I wouldn’t blame you for playing a ramp deck in the first week of Standard. After all, the only thing it really lost was Ugin, the Spirit Dragon (a big loss, but not one we can’t overcome). Every other part of the deck remains intact. How you choose to build the rest of the deck is completely up to you.
5) Keep It Simple
When you’re building a new deck for Shadows over Innistrad Standard, it can be easy to get carried away. You get a great idea revolving around some of the new toys, and you find yourself putting all sorts of wacky stuff into your deck because it interacts well with a card you love. Unfortunately, I fall heavily into this camp, and that’s one of the reasons why many of my early brews in a Standard format are utterly unplayable (as evidenced by my getting smashed by Tom Ross every week).
But what you can do is find a build-around card, and try to find out what works and what doesn’t through playtesting. Here is an example of a deck I’ve been working on but likely has far too many moving pieces.
I know it is close, so very close, to being awesome. Every part of my being is telling me that this deck is going to be great…in a few weeks. At the moment, I’m missing something. Something to bridge the gap. Something to answer a permanent that we might not be able to handle.
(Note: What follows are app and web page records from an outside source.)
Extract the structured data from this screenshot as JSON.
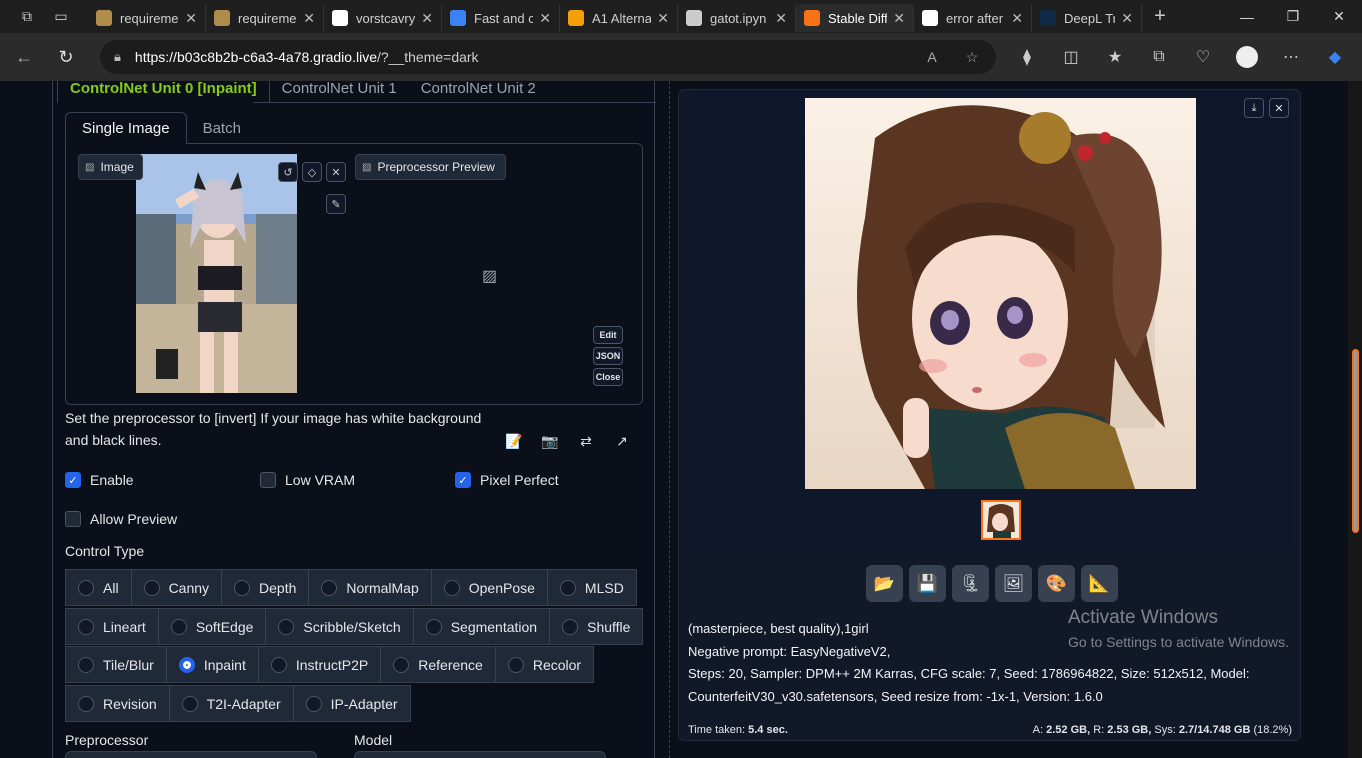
{
  "browser": {
    "tabs": [
      {
        "label": "requireme",
        "icon": "lock-folder-icon",
        "color": "#b08c4a"
      },
      {
        "label": "requireme",
        "icon": "lock-folder-icon",
        "color": "#b08c4a"
      },
      {
        "label": "vorstcavry",
        "icon": "github-icon",
        "color": "#ffffff"
      },
      {
        "label": "Fast and c",
        "icon": "settings-icon",
        "color": "#3b82f6"
      },
      {
        "label": "A1 Alterna",
        "icon": "colab-icon",
        "color": "#f59e0b"
      },
      {
        "label": "gatot.ipyn",
        "icon": "colab-icon",
        "color": "#cccccc"
      },
      {
        "label": "Stable Diff",
        "icon": "stable-diffusion-icon",
        "color": "#f97316"
      },
      {
        "label": "error after",
        "icon": "github-icon",
        "color": "#ffffff"
      },
      {
        "label": "DeepL Tra",
        "icon": "deepl-icon",
        "color": "#0f2b46"
      }
    ],
    "active_tab_index": 6,
    "url_host": "https://b03c8b2b-c6a3-4a78.gradio.live",
    "url_path": "/?__theme=dark"
  },
  "controlnet": {
    "unit_tabs": [
      "ControlNet Unit 0 [Inpaint]",
      "ControlNet Unit 1",
      "ControlNet Unit 2"
    ],
    "image_tabs": [
      "Single Image",
      "Batch"
    ],
    "image_label": "Image",
    "preprocessor_preview_label": "Preprocessor Preview",
    "side_buttons": [
      "Edit",
      "JSON",
      "Close"
    ],
    "hint": "Set the preprocessor to [invert] If your image has white background and black lines.",
    "checkboxes": {
      "enable": {
        "label": "Enable",
        "checked": true
      },
      "low_vram": {
        "label": "Low VRAM",
        "checked": false
      },
      "pixel_perfect": {
        "label": "Pixel Perfect",
        "checked": true
      },
      "allow_preview": {
        "label": "Allow Preview",
        "checked": false
      }
    },
    "control_type_label": "Control Type",
    "control_types": [
      [
        "All",
        "Canny",
        "Depth",
        "NormalMap",
        "OpenPose",
        "MLSD"
      ],
      [
        "Lineart",
        "SoftEdge",
        "Scribble/Sketch",
        "Segmentation",
        "Shuffle"
      ],
      [
        "Tile/Blur",
        "Inpaint",
        "InstructP2P",
        "Reference",
        "Recolor"
      ],
      [
        "Revision",
        "T2I-Adapter",
        "IP-Adapter"
      ]
    ],
    "selected_control_type": "Inpaint",
    "preprocessor_label": "Preprocessor",
    "model_label": "Model"
  },
  "output": {
    "action_icons": [
      "folder-icon",
      "save-icon",
      "zip-icon",
      "image-icon",
      "palette-icon",
      "ruler-icon"
    ],
    "info_line1": "(masterpiece, best quality),1girl",
    "info_line2": "Negative prompt: EasyNegativeV2,",
    "info_line3": "Steps: 20, Sampler: DPM++ 2M Karras, CFG scale: 7, Seed: 1786964822, Size: 512x512, Model:",
    "info_line4": "CounterfeitV30_v30.safetensors, Seed resize from: -1x-1, Version: 1.6.0",
    "time_label": "Time taken:",
    "time_value": "5.4 sec.",
    "vram_a_label": "A:",
    "vram_a": "2.52 GB,",
    "vram_r_label": "R:",
    "vram_r": "2.53 GB,",
    "vram_sys_label": "Sys:",
    "vram_sys": "2.7/14.748 GB",
    "vram_pct": "(18.2%)"
  },
  "watermark": {
    "line1": "Activate Windows",
    "line2": "Go to Settings to activate Windows."
  }
}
Something to win the game if it goes super-late.
I haven’t found it yet, but I’m working on it.
Many of you will be in the same boat, having a brew that looks delightful, only to see it fall apart under the pressure of an actual tournament. Decks like this need a lot of love, a lot of time and effort, in order to make them tournament-worthy. I’m pretty sad about it, because this deck is doing exactly the type of stuff I want to do, but it is currently my backup for Baltimore because it doesn’t adhere to the rules. It’s too flashy, the mana is a bit off, and the spells are too reliant on synergy as opposed to raw power.
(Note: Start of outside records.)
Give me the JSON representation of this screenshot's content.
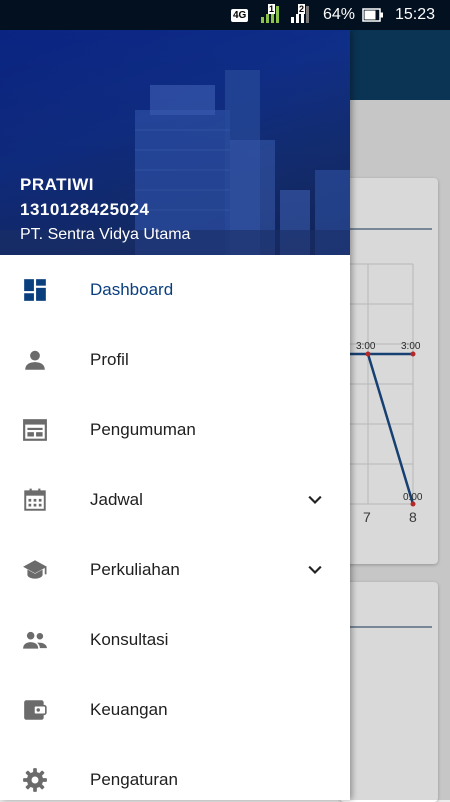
{
  "status_bar": {
    "network": "4G",
    "sim1": "1",
    "sim2": "2",
    "battery": "64%",
    "time": "15:23"
  },
  "drawer": {
    "user": {
      "name": "PRATIWI",
      "id": "1310128425024",
      "organization": "PT. Sentra Vidya Utama"
    },
    "menu": [
      {
        "label": "Dashboard",
        "icon": "dashboard-icon",
        "active": true
      },
      {
        "label": "Profil",
        "icon": "person-icon"
      },
      {
        "label": "Pengumuman",
        "icon": "announcement-icon"
      },
      {
        "label": "Jadwal",
        "icon": "calendar-icon",
        "expandable": true
      },
      {
        "label": "Perkuliahan",
        "icon": "graduation-cap-icon",
        "expandable": true
      },
      {
        "label": "Konsultasi",
        "icon": "people-icon"
      },
      {
        "label": "Keuangan",
        "icon": "wallet-icon"
      },
      {
        "label": "Pengaturan",
        "icon": "gear-icon"
      }
    ]
  },
  "background_chart": {
    "point_labels": [
      "3:00",
      "3:00",
      "0:00"
    ],
    "x_ticks": [
      "7",
      "8"
    ]
  },
  "colors": {
    "accent": "#0a3f7e",
    "icon_gray": "#6b6b6b",
    "statusbar": "#03101f",
    "appbar": "#0c3c63"
  }
}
And that is a mistake that I often make: I make my decks overly complicated in the beginning and work my way towards making them more consistent, or a bit less erratic. And you must do the same. At the moment, I’m sure all of you have these grand ideas in your head about certain cards or decks you want to try out, from Westvale Abbey Aristocrats to G/R Planeswalker Tokens, but I assure you that you’ll have better results if you make your deck leaner, more focused, and maybe even lower the curve just a bit.
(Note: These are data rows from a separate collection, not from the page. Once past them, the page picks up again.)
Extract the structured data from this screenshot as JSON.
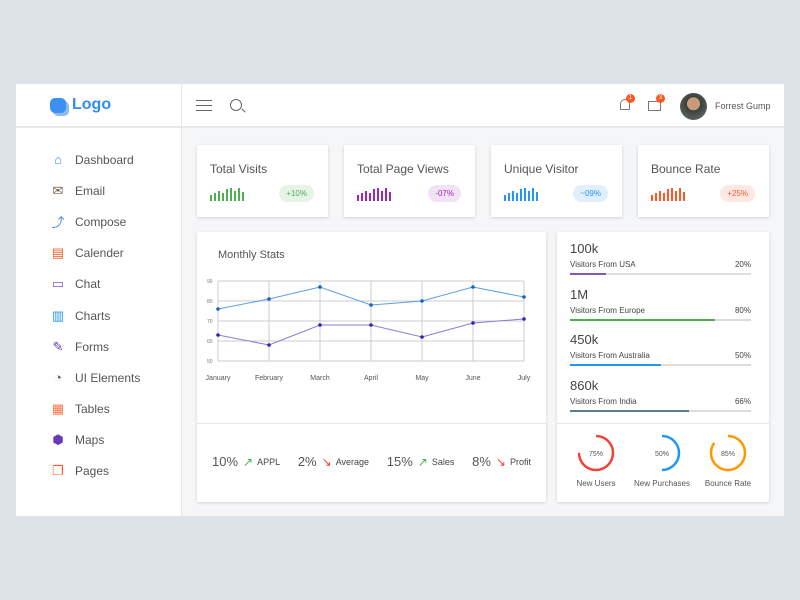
{
  "brand": {
    "logo_text": "Logo"
  },
  "sidebar": {
    "items": [
      {
        "label": "Dashboard",
        "icon": "home-icon",
        "color": "#3d8ff0"
      },
      {
        "label": "Email",
        "icon": "mail-icon",
        "color": "#795548"
      },
      {
        "label": "Compose",
        "icon": "compose-icon",
        "color": "#3d8ff0"
      },
      {
        "label": "Calender",
        "icon": "calendar-icon",
        "color": "#ff5722"
      },
      {
        "label": "Chat",
        "icon": "chat-icon",
        "color": "#7e57c2"
      },
      {
        "label": "Charts",
        "icon": "chart-icon",
        "color": "#2196f3"
      },
      {
        "label": "Forms",
        "icon": "pen-icon",
        "color": "#673ab7"
      },
      {
        "label": "UI Elements",
        "icon": "palette-icon",
        "color": "#795548"
      },
      {
        "label": "Tables",
        "icon": "table-icon",
        "color": "#ff7043"
      },
      {
        "label": "Maps",
        "icon": "map-pin-icon",
        "color": "#673ab7"
      },
      {
        "label": "Pages",
        "icon": "pages-icon",
        "color": "#ff5722"
      }
    ]
  },
  "header": {
    "notifications_count": "1",
    "messages_count": "3",
    "user_name": "Forrest Gump"
  },
  "stats": [
    {
      "title": "Total Visits",
      "change": "+10%",
      "color": "#4caf50",
      "bg": "#e6f4e7"
    },
    {
      "title": "Total Page Views",
      "change": "-07%",
      "color": "#9c27b0",
      "bg": "#f1e2f4"
    },
    {
      "title": "Unique Visitor",
      "change": "~09%",
      "color": "#2196f3",
      "bg": "#e1effd"
    },
    {
      "title": "Bounce Rate",
      "change": "+25%",
      "color": "#ff5722",
      "bg": "#fde8e4"
    }
  ],
  "monthly": {
    "title": "Monthly Stats"
  },
  "chart_data": {
    "type": "line",
    "categories": [
      "January",
      "February",
      "March",
      "April",
      "May",
      "June",
      "July"
    ],
    "ylim": [
      50,
      90
    ],
    "yticks": [
      90,
      80,
      70,
      60,
      50
    ],
    "grid": true,
    "series": [
      {
        "values": [
          76,
          81,
          87,
          78,
          80,
          87,
          82
        ],
        "color": "#5b9ee8"
      },
      {
        "values": [
          63,
          58,
          68,
          68,
          62,
          69,
          71
        ],
        "color": "#8c7ad6"
      }
    ]
  },
  "stocks": [
    {
      "value": "10%",
      "label": "APPL",
      "dir": "up"
    },
    {
      "value": "2%",
      "label": "Average",
      "dir": "down"
    },
    {
      "value": "15%",
      "label": "Sales",
      "dir": "up"
    },
    {
      "value": "8%",
      "label": "Profit",
      "dir": "down"
    }
  ],
  "countries": [
    {
      "value": "100k",
      "label": "Visitors From USA",
      "percent": "20%",
      "fill": 20,
      "color": "#7e57c2"
    },
    {
      "value": "1M",
      "label": "Visitors From Europe",
      "percent": "80%",
      "fill": 80,
      "color": "#4caf50"
    },
    {
      "value": "450k",
      "label": "Visitors From Australia",
      "percent": "50%",
      "fill": 50,
      "color": "#2196f3"
    },
    {
      "value": "860k",
      "label": "Visitors From India",
      "percent": "66%",
      "fill": 66,
      "color": "#607d8b"
    }
  ],
  "donuts": [
    {
      "value": "75%",
      "label": "New Users",
      "fill": 75,
      "color": "#f44336"
    },
    {
      "value": "50%",
      "label": "New Purchases",
      "fill": 50,
      "color": "#2196f3"
    },
    {
      "value": "85%",
      "label": "Bounce Rate",
      "fill": 85,
      "color": "#ff9800"
    }
  ]
}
And probably throw in an extra land for good measure.
Baltimore or Less
While I don’t know what I’m playing at #SCGBALT just yet, I have a lot of ideas floating around that I need to try out. The two decklists in the article are fine, but certainly could use a bit of love. I’ve done a lot more testing for this new Standard format than I have in a very long time, mostly thanks to Gerry Thompson and the rest of the Roanoke gang getting me out of the house. Testing with friends can be a ton of fun, but finding the balance between real life and Magic can be trying at times.
I’m looking forward to this new format, and every new deck that is sure to show up. There could be some geniuses who break the format with their strange brews, but that hasn’t happened in quite some time. My bet is on a simple, yet elegantly built aggressive deck. At least, that’s how it always seems to go.